─── Dataset records ───
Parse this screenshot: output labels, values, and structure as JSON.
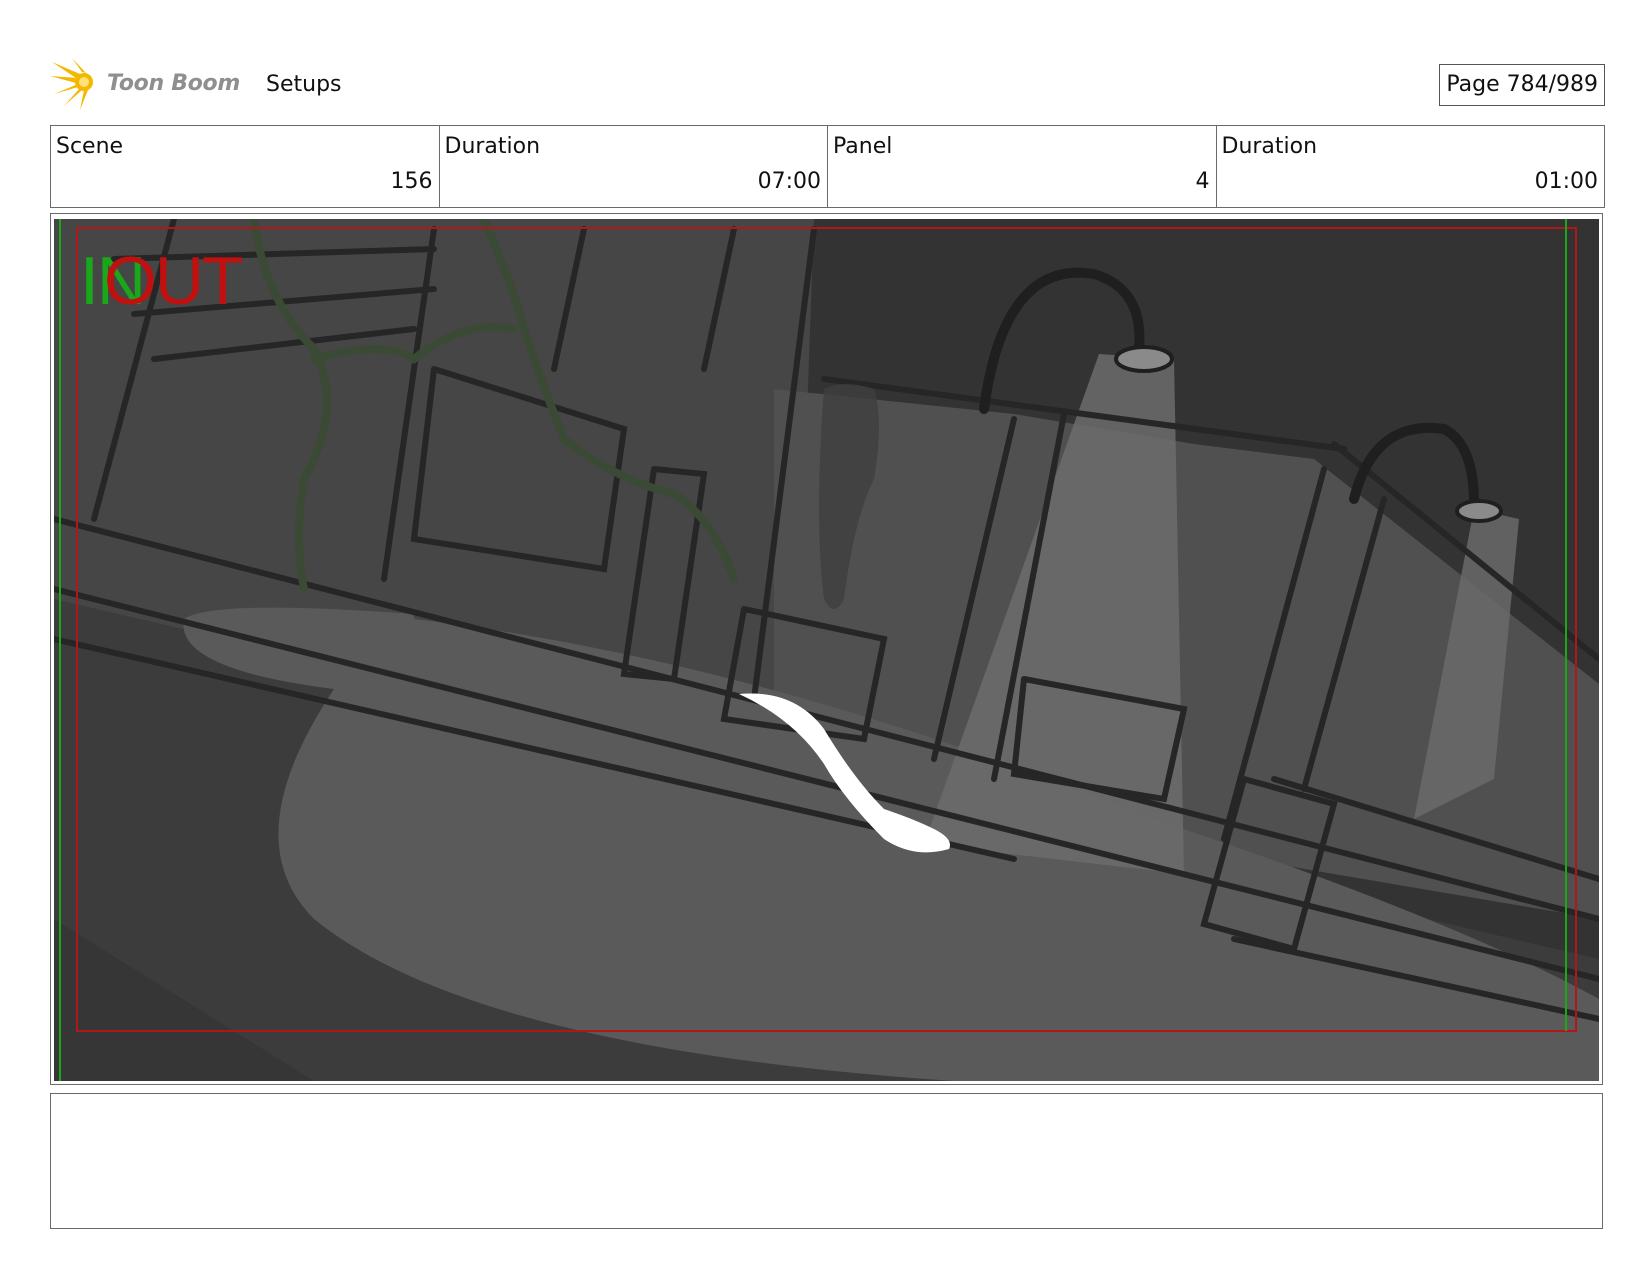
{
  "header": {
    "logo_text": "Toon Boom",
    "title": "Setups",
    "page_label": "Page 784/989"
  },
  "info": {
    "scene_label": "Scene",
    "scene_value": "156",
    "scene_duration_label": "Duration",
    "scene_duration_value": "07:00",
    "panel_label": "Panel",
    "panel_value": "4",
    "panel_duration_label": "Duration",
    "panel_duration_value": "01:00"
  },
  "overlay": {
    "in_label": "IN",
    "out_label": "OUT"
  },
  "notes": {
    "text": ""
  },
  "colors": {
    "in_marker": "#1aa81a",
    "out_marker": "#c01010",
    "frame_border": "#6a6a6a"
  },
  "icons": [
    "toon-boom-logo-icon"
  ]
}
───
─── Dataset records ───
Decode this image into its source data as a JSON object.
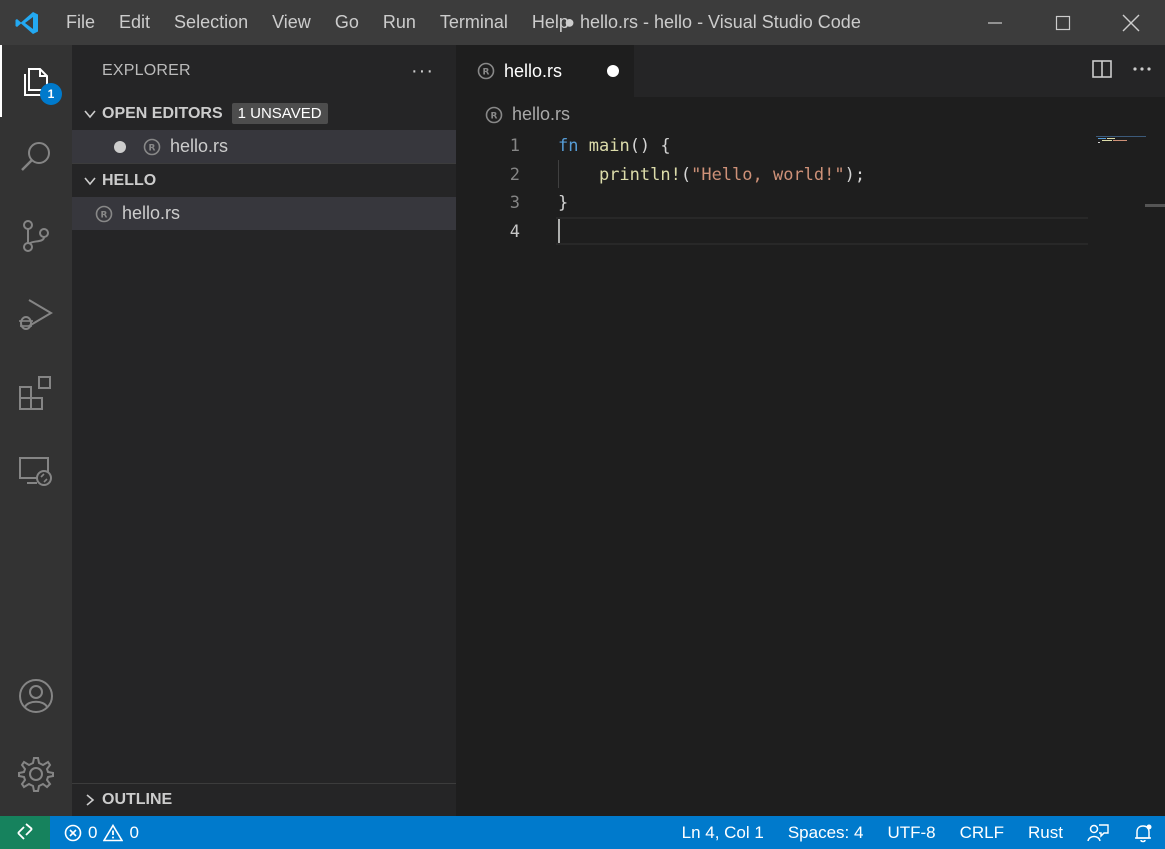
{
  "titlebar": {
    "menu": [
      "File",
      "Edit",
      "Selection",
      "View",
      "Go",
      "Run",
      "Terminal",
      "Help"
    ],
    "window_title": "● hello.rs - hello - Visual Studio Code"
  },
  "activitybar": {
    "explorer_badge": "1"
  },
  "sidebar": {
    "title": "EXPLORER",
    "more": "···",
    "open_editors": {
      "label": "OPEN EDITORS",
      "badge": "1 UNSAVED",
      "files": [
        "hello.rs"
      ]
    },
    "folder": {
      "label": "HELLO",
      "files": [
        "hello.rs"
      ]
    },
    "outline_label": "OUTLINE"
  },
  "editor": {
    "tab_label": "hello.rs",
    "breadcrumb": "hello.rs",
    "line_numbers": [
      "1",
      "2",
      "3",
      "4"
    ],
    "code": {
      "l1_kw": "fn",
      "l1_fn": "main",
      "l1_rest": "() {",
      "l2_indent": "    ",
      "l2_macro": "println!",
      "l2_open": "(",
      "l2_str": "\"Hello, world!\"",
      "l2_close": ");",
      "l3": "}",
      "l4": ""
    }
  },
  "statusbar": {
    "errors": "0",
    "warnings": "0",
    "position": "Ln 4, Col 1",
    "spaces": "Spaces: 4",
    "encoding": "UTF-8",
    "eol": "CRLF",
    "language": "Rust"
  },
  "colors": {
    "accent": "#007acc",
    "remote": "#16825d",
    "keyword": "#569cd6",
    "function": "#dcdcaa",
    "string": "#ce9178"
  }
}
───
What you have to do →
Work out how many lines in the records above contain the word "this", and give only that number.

Solution to the problem →
2